letters-sequence after the beginning could be read as a shortform.
No other contractions may be used within the longer sequence.
This section presents the underlying rules governing the transcription of Technical Material. Some of the more common symbols are defined and simple examples of their use are included.
More detailed examples, lists of symbols and guidance covering a wider range and complexity of technical material are provided in the publication Unified English Braille, Guidelines for Technical Material.
Refer to: Guidelines for Technical Material when dealing with works of a technical nature, such as educational material in the areas of Mathematics, Science and Computer Studies.
Computer notation is any text written in a formal syntax that is designed to allow computers to utilize the text directly for technical purposes related to the computer itself. Examples include computer programs written in procedural languages such as Java, C++, COBOL, and various "assembly" languages, nonprocedural scripting and markup languages such as XHTML, and data files prepared to meet the input requirements of specific programs.
• "Displayed" computer notation is presented in one or more lines separate from the surrounding literary text;
• "inline" computer notation is presented within ordinary literary text,
for example, an email address mentioned within a sentence.
A displayed computer program or program fragment should normally be transcribed in grade 1 braille; nearby excerpts from a program that is displayed in grade 1 should preferably also be in grade 1, for consistency. Other expressions, such as email addresses, web sites, URLs, filenames, and computer expressions not displayed on separate lines, should normally be transcribed in grade 2 braille.
Refer to: Section 2, Terminology and General Rules, for the "Standing Alone" rule; and also to Section 10, Contractions, for examples of email and web addresses.
Refer to: Guidelines for Technical Material, Part 17, Computer
Notation, for an example of a program fragment.
Some common operation signs
− minus (when distinguished from hyphen)
× times (multiplication cross)
÷ divided by (horizontal line between dots)
Some common comparison signs
< less than, or opening angle bracket
> greater than, or closing angle bracket
Refer to: Guidelines for Technical Material, Part 3, Signs of Operation, Comparison and Omission, for a full list of operation and comparison signs.
When isolated calculations appear in a literary text, the print spacing should be followed.

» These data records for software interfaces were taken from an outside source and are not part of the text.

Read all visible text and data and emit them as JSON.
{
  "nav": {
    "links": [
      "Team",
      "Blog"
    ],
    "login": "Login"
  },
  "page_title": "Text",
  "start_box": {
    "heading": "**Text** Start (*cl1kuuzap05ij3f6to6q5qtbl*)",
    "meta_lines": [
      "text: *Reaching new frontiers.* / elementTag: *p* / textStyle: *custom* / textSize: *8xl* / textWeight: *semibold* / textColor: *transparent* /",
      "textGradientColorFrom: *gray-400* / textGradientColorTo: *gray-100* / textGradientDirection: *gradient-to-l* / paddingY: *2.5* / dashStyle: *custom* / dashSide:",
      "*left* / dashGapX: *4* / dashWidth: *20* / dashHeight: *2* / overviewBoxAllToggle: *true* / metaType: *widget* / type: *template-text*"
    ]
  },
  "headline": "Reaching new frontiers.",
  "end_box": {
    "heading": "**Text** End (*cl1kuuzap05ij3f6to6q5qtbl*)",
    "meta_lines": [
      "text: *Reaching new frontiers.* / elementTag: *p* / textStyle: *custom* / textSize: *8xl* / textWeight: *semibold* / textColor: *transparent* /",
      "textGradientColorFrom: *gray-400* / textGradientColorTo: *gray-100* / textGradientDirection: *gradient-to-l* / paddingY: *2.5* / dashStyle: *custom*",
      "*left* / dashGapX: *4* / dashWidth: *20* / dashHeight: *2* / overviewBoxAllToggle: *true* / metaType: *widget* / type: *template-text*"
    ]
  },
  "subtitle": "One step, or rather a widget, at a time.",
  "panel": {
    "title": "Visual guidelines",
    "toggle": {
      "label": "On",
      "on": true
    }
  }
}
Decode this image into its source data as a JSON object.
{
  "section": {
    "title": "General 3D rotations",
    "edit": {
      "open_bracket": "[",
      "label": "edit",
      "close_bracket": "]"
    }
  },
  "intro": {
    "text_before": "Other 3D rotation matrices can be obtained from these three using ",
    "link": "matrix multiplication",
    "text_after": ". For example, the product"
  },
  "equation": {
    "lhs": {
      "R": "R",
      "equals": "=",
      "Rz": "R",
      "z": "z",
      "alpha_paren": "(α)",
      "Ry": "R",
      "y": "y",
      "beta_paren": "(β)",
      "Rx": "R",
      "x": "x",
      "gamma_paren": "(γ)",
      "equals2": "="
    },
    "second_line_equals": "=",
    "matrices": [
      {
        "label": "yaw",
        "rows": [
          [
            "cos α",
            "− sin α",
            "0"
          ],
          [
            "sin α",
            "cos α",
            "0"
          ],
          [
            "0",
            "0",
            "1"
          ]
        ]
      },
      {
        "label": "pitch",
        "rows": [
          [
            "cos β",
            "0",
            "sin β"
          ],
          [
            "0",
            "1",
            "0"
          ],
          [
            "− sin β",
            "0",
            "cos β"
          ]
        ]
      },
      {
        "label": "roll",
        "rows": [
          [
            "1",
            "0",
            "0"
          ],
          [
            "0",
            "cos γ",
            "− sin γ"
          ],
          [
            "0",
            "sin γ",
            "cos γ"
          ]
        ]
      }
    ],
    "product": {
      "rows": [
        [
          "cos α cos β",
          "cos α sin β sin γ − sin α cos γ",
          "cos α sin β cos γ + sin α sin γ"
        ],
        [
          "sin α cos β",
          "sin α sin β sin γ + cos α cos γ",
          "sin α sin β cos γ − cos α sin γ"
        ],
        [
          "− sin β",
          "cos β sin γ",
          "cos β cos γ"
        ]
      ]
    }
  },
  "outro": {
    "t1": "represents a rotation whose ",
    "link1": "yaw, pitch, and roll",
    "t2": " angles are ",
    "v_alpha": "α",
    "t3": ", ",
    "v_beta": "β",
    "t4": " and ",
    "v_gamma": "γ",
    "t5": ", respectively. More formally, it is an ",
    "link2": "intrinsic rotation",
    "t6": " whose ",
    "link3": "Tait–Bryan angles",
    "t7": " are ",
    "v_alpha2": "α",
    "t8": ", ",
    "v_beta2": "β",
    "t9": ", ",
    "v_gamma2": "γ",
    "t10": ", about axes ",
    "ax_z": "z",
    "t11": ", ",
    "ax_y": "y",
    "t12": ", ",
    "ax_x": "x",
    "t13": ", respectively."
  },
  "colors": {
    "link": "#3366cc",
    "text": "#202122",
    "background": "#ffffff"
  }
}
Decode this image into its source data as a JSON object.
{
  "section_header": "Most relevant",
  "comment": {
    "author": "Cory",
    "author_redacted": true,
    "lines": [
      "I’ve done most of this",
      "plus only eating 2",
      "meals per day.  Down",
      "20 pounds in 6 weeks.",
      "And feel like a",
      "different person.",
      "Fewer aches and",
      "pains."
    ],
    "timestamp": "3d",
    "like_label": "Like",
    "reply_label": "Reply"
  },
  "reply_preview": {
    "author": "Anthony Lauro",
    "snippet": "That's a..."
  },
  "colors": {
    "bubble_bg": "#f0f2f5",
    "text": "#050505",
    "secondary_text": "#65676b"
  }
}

Follow print spacing in any technical notation where spacing is significant. If unsure of its significance, follow the print spacing as long as the presence or absence of spaces is clear. In cases where print spacing is indeterminate or known not to be significant, spacing should be used to reflect the structure of the expression or equation.
Note: In most common mathematics including algebra, operation signs should be unspaced on both sides but comparison signs should be spaced.
Refer to: Guidelines for Technical Material, Part 1, General Principles, for more advice on the spacing of technical material.
A simple numeric fraction is one whose numerator and denominator contain only digits, decimal points, commas or separator spaces and whose fraction line in print is drawn between the two vertically (or nearly vertically) arranged numbers. In such a case a numeric fraction line symbol is used between the numerator and denominator and continues the numeric mode.
Mixed numbers should be treated as two unspaced numeric items.
The numeric fraction line is not used when the print is expressed linearly using an ordinary forward slash symbol. In such a case the same symbol is used as in print.